Article by Emanuel Giordano
As we have seen in the two previous articles (part 1; part 2) there are two lineages for Oyadomari no Passai: the lineage Oyadomari> Kyan> Shimabukuro Taro and the lineage Oyadomari> Oshiro> Kinjo Hiroshi. In order to avoid repeating the introduction made in the previous article, I would go directly to a technical comparison!
I state that to simplify the comparison, I will not use the images taken from Kinjo Hiroshi's video, but those of the book “Passai, Bassai, Bassai and Bassai” (1982, Japan Karate-do Federation), since it is the same kata. I also state that for the version of Shimabukuro Taro I will use images taken from the Shubukan Shorin-ryu version. To simplify the text, the Kyan version will be called VERSION 1, while the Kinjo version will be called VERSION 2.
-The kata begins with open hands in version 1, while with closed hands in version 2. Open hands are also found in other kata, such as Itosu no Passai sho, also known as Bassai sho, Koryu Passai, Passai gwa and Gusukuma no Passai.
-The two-handed opening technique is slightly different. More similar to Matsumura no Passai (although performed from the reverse side) in version 2, more similar to kata Kusanku in version 1.
-The following sequence is that of osae-uke nukite / shuto-uchi. While in version 2 they are clearly shuto-uchi, in version 1 they are sometimes performed as shuto-uchi, sometimes as nukite (palm up). The sequence is also slightly different. Taking the starting point of the kata as a reference, in version 1 they are performed backwards, then forward, again forward (but taking a step back), and finally to the right. In version 2 the only difference lies in the fact that the techniques are performed only once facing forward, and twice facing right.

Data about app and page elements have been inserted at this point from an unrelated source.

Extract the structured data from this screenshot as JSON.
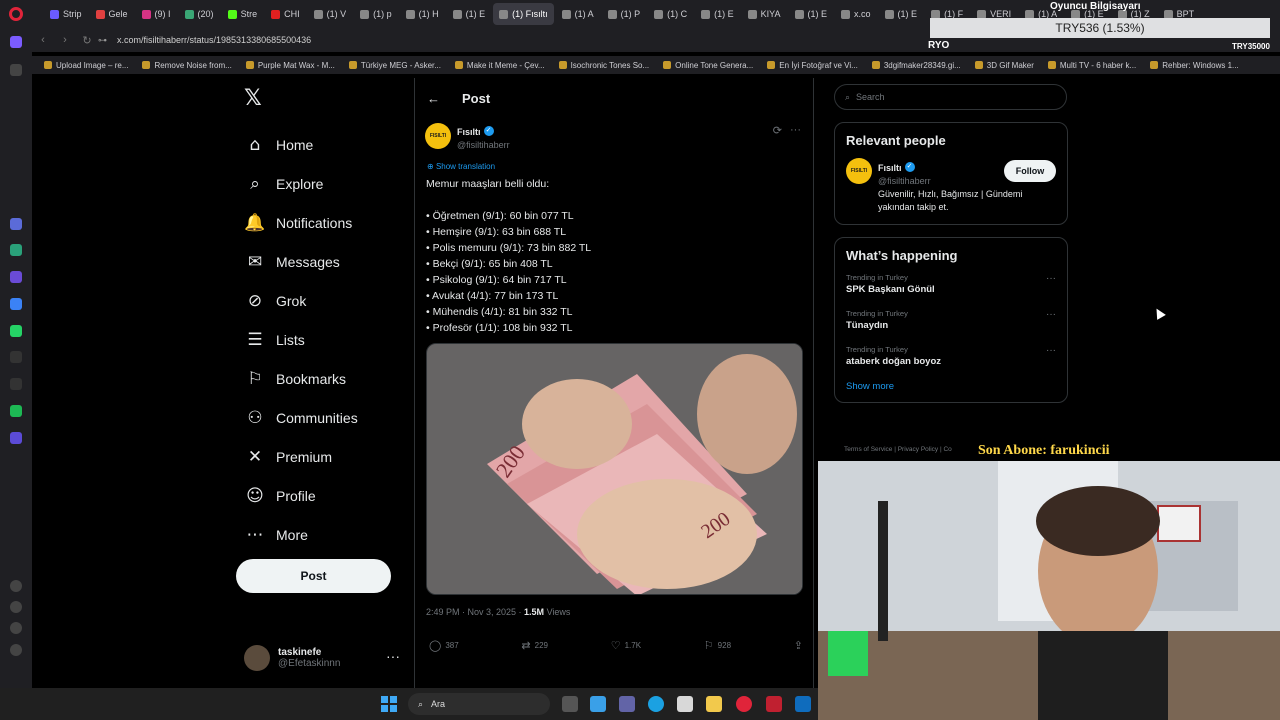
{
  "browser": {
    "tabs": [
      {
        "label": "Strip",
        "color": "#6b5bff"
      },
      {
        "label": "Gele",
        "color": "#e04040"
      },
      {
        "label": "(9) I",
        "color": "#d63384"
      },
      {
        "label": "(20)",
        "color": "#3aa675"
      },
      {
        "label": "Stre",
        "color": "#53fc18"
      },
      {
        "label": "CHI",
        "color": "#e02020"
      },
      {
        "label": "(1) V",
        "color": "#888888"
      },
      {
        "label": "(1) p",
        "color": "#888888"
      },
      {
        "label": "(1) H",
        "color": "#888888"
      },
      {
        "label": "(1) E",
        "color": "#888888"
      },
      {
        "label": "(1) Fısıltı",
        "color": "#888888",
        "active": true
      },
      {
        "label": "(1) A",
        "color": "#888888"
      },
      {
        "label": "(1) P",
        "color": "#888888"
      },
      {
        "label": "(1) C",
        "color": "#888888"
      },
      {
        "label": "(1) E",
        "color": "#888888"
      },
      {
        "label": "KIYA",
        "color": "#888888"
      },
      {
        "label": "(1) E",
        "color": "#888888"
      },
      {
        "label": "x.co",
        "color": "#888888"
      },
      {
        "label": "(1) E",
        "color": "#888888"
      },
      {
        "label": "(1) F",
        "color": "#888888"
      },
      {
        "label": "VERI",
        "color": "#888888"
      },
      {
        "label": "(1) A",
        "color": "#888888"
      },
      {
        "label": "(1) E",
        "color": "#888888"
      },
      {
        "label": "(1) Z",
        "color": "#888888"
      },
      {
        "label": "BPT",
        "color": "#888888"
      }
    ],
    "url": "x.com/fisiltihaberr/status/1985313380685500436",
    "bookmarks": [
      "Upload Image – re...",
      "Remove Noise from...",
      "Purple Mat Wax - M...",
      "Türkiye MEG - Asker...",
      "Make it Meme - Çev...",
      "Isochronic Tones So...",
      "Online Tone Genera...",
      "En İyi Fotoğraf ve Vi...",
      "3dgifmaker28349.gi...",
      "3D Gif Maker",
      "Multi TV - 6 haber k...",
      "Rehber: Windows 1..."
    ]
  },
  "nav": {
    "items": [
      {
        "label": "Home",
        "icon": "home-icon",
        "glyph": "⌂"
      },
      {
        "label": "Explore",
        "icon": "search-icon",
        "glyph": "⌕"
      },
      {
        "label": "Notifications",
        "icon": "bell-icon",
        "glyph": "🔔"
      },
      {
        "label": "Messages",
        "icon": "envelope-icon",
        "glyph": "✉"
      },
      {
        "label": "Grok",
        "icon": "grok-icon",
        "glyph": "⊘"
      },
      {
        "label": "Lists",
        "icon": "list-icon",
        "glyph": "☰"
      },
      {
        "label": "Bookmarks",
        "icon": "bookmark-icon",
        "glyph": "⚐"
      },
      {
        "label": "Communities",
        "icon": "people-icon",
        "glyph": "⚇"
      },
      {
        "label": "Premium",
        "icon": "x-icon",
        "glyph": "✕"
      },
      {
        "label": "Profile",
        "icon": "person-icon",
        "glyph": "☺"
      },
      {
        "label": "More",
        "icon": "more-circle-icon",
        "glyph": "⋯"
      }
    ],
    "post_button": "Post",
    "account": {
      "name": "taskinefe",
      "handle": "@Efetaskinnn"
    }
  },
  "main": {
    "header": "Post",
    "author": {
      "name": "Fısıltı",
      "handle": "@fisiltihaberr",
      "logo_text": "FISILTI"
    },
    "show_translation": "Show translation",
    "text": "Memur maaşları belli oldu:\n\n• Öğretmen (9/1): 60 bin 077 TL\n• Hemşire (9/1): 63 bin 688 TL\n• Polis memuru (9/1): 73 bin 882 TL\n• Bekçi (9/1): 65 bin 408 TL\n• Psikolog (9/1): 64 bin 717 TL\n• Avukat (4/1): 77 bin 173 TL\n• Mühendis (4/1): 81 bin 332 TL\n• Profesör (1/1): 108 bin 932 TL",
    "timestamp": "2:49 PM · Nov 3, 2025 · ",
    "views_count": "1.5M",
    "views_label": " Views",
    "actions": {
      "replies": "387",
      "reposts": "229",
      "likes": "1.7K",
      "bookmarks": "928"
    },
    "image_banknote_text": "200"
  },
  "right": {
    "search_placeholder": "Search",
    "relevant_title": "Relevant people",
    "relevant": {
      "name": "Fısıltı",
      "handle": "@fisiltihaberr",
      "bio": "Güvenilir, Hızlı, Bağımsız | Gündemi yakından takip et.",
      "follow": "Follow"
    },
    "happening_title": "What’s happening",
    "trends": [
      {
        "sub": "Trending in Turkey",
        "name": "SPK Başkanı Gönül"
      },
      {
        "sub": "Trending in Turkey",
        "name": "Tünaydın"
      },
      {
        "sub": "Trending in Turkey",
        "name": "ataberk doğan boyoz"
      }
    ],
    "show_more": "Show more",
    "footer": "Terms of Service  |  Privacy Policy  |  Co"
  },
  "overlays": {
    "price": "TRY536 (1.53%)",
    "stream_title": "Oyuncu Bilgisayarı",
    "left_ticker": "RYO",
    "right_ticker": "TRY35000",
    "last_sub": "Son Abone: farukincii"
  },
  "taskbar": {
    "search": "Ara"
  },
  "colors": {
    "accent": "#1d9bf0",
    "bg": "#000000",
    "border": "#2f3336",
    "muted": "#71767b"
  }
}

-Next we find the sequence of tsuki and chudan-uke. In version 2 there are two namigaeshi that, however, in version 1 there are not.
-The two versions continue in the same way up to the tsuki which follows the double jodan-uke. Here, in version 2, a closed-hand gedan juji-uke is performed prior to manji-uke in ukiashi-dachi, while in version 1, manji-uke in heisoku-dachi is immediately performed.
-The two kata are again identical up to the mikazuki-geri. Here the next sequence is performed frontally in version 2, while diagonally in version 1.
-The last noteworthy difference is represented by the morote-tsuki: vertical in version 1, horizontal in version 2.
Clearly version 1 ends with open hands, while version 2 with closed hands.